THE TASK -> Set down, exactly and with nothing added, the lines running from the one that holds "Parse this screenshot: output" to the final line of the records. Pictures stay out of the copy.

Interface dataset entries
--------------------------------

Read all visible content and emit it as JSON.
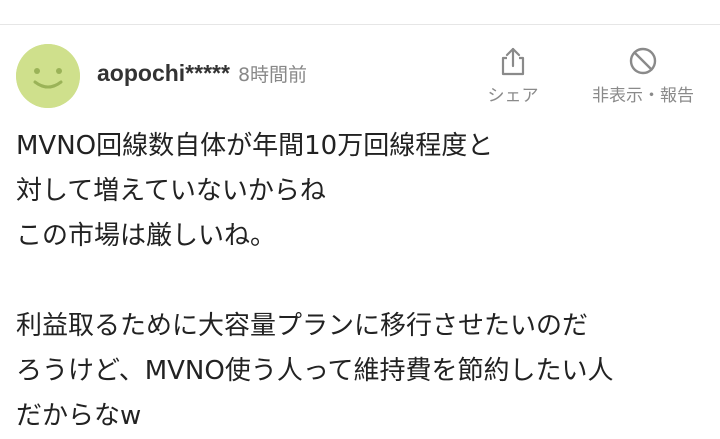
{
  "comment": {
    "user": {
      "name": "aopochi*****",
      "time": "8時間前",
      "avatar_icon": "smiley-face-icon",
      "avatar_color": "#cfe08c"
    },
    "actions": {
      "share": {
        "label": "シェア",
        "icon": "share-icon"
      },
      "report": {
        "label": "非表示・報告",
        "icon": "hide-report-icon"
      }
    },
    "lines": [
      "MVNO回線数自体が年間10万回線程度と",
      "対して増えていないからね",
      "この市場は厳しいね。",
      "",
      "利益取るために大容量プランに移行させたいのだ",
      "ろうけど、MVNO使う人って維持費を節約したい人",
      "だからなw"
    ]
  }
}
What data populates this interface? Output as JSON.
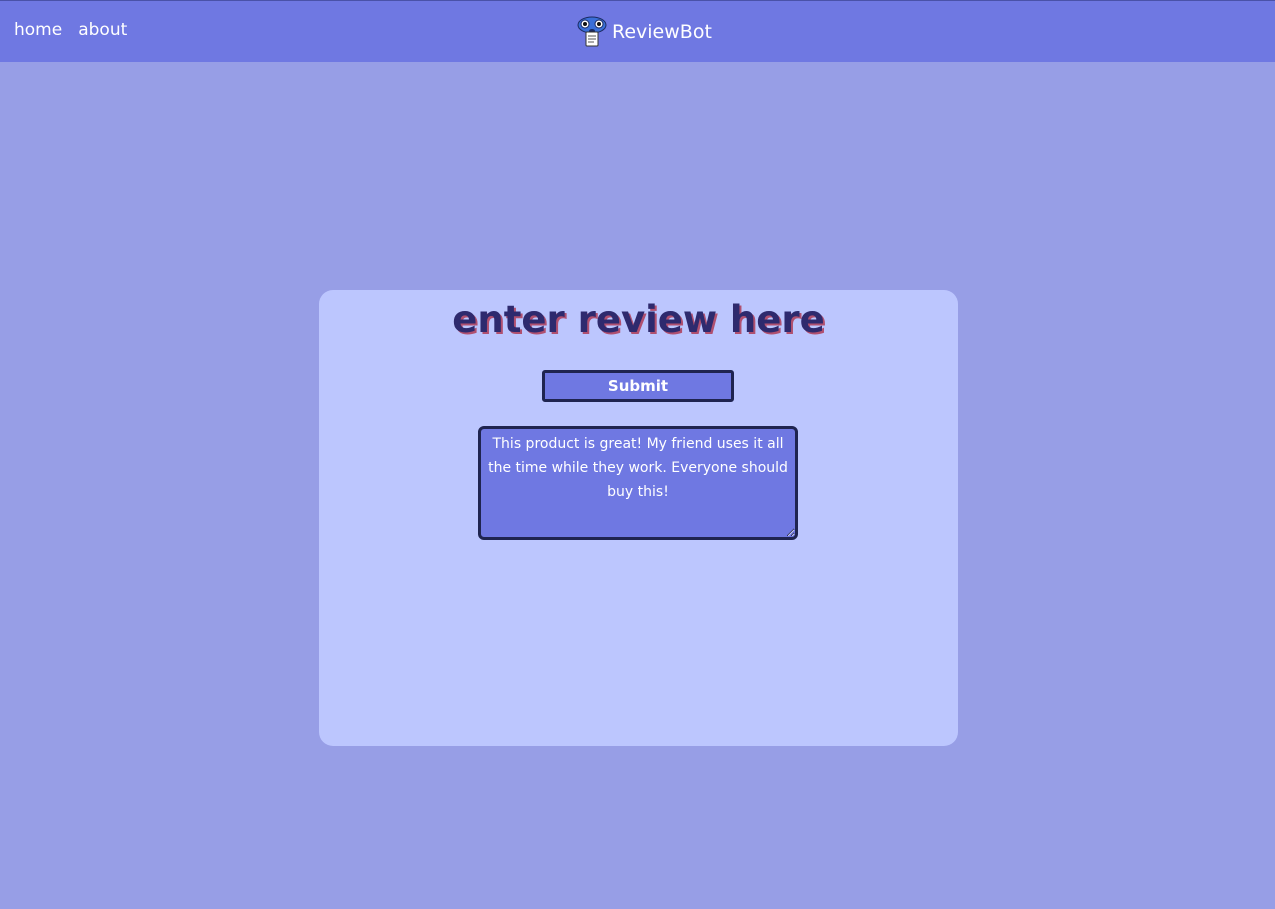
{
  "nav": {
    "links": [
      {
        "label": "home"
      },
      {
        "label": "about"
      }
    ]
  },
  "brand": {
    "title": "ReviewBot",
    "logo_icon": "robot-mascot-icon"
  },
  "review_form": {
    "heading": "enter review here",
    "submit_label": "Submit",
    "review_text": "This product is great! My friend uses it all the time while they work. Everyone should buy this!"
  },
  "colors": {
    "page_background": "#979ee6",
    "topbar_background": "#6f78e2",
    "card_background": "#bcc6fe",
    "accent": "#6f78e2",
    "border_dark": "#1f2450",
    "heading_text": "#2e2a6e"
  }
}
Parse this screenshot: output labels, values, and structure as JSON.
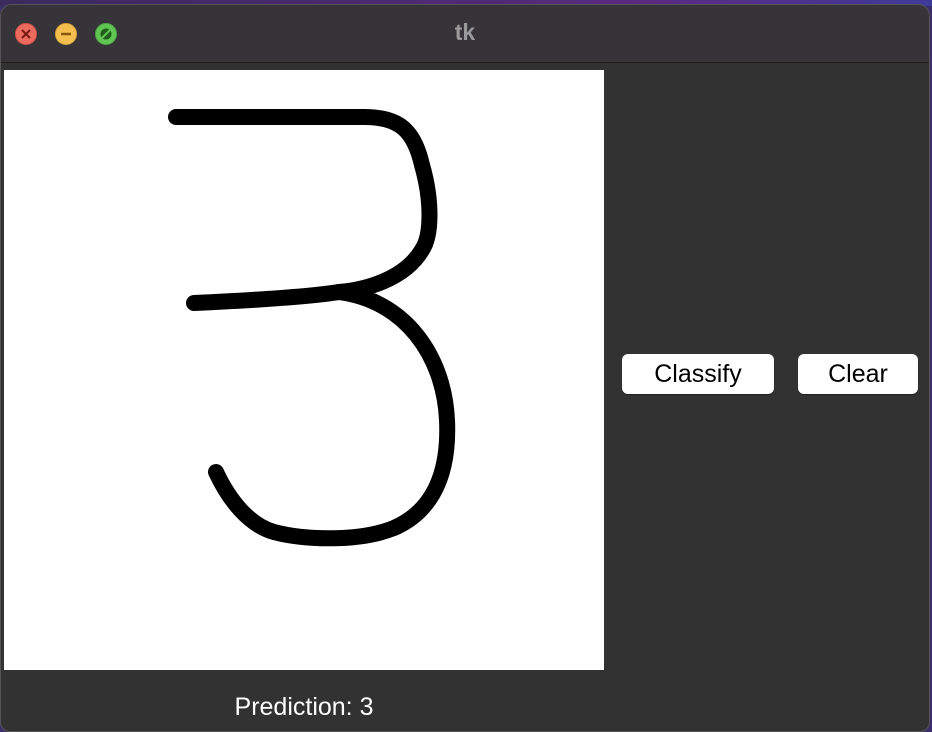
{
  "window": {
    "title": "tk",
    "controls": [
      "close-icon",
      "minimize-icon",
      "maximize-icon"
    ]
  },
  "canvas": {
    "background": "#ffffff",
    "stroke_color": "#000000",
    "drawn_digit_description": "handwritten-3"
  },
  "buttons": {
    "classify_label": "Classify",
    "clear_label": "Clear"
  },
  "result": {
    "prediction_text": "Prediction: 3"
  },
  "colors": {
    "window_bg": "#323232",
    "titlebar_bg": "#363438",
    "close": "#ed6a5e",
    "minimize": "#f5bf4f",
    "maximize": "#61c554"
  }
}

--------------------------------

SOLVED PROBLEM ->
Parse this screenshot: output labels, values, and structure as JSON.
{
  "window": {
    "title": "tk",
    "controls": [
      "close-icon",
      "minimize-icon",
      "maximize-icon"
    ]
  },
  "canvas": {
    "background": "#ffffff",
    "stroke_color": "#000000",
    "drawn_digit_description": "handwritten-3"
  },
  "buttons": {
    "classify_label": "Classify",
    "clear_label": "Clear"
  },
  "result": {
    "prediction_text": "Prediction: 3"
  },
  "colors": {
    "window_bg": "#323232",
    "titlebar_bg": "#363438",
    "close": "#ed6a5e",
    "minimize": "#f5bf4f",
    "maximize": "#61c554"
  }
}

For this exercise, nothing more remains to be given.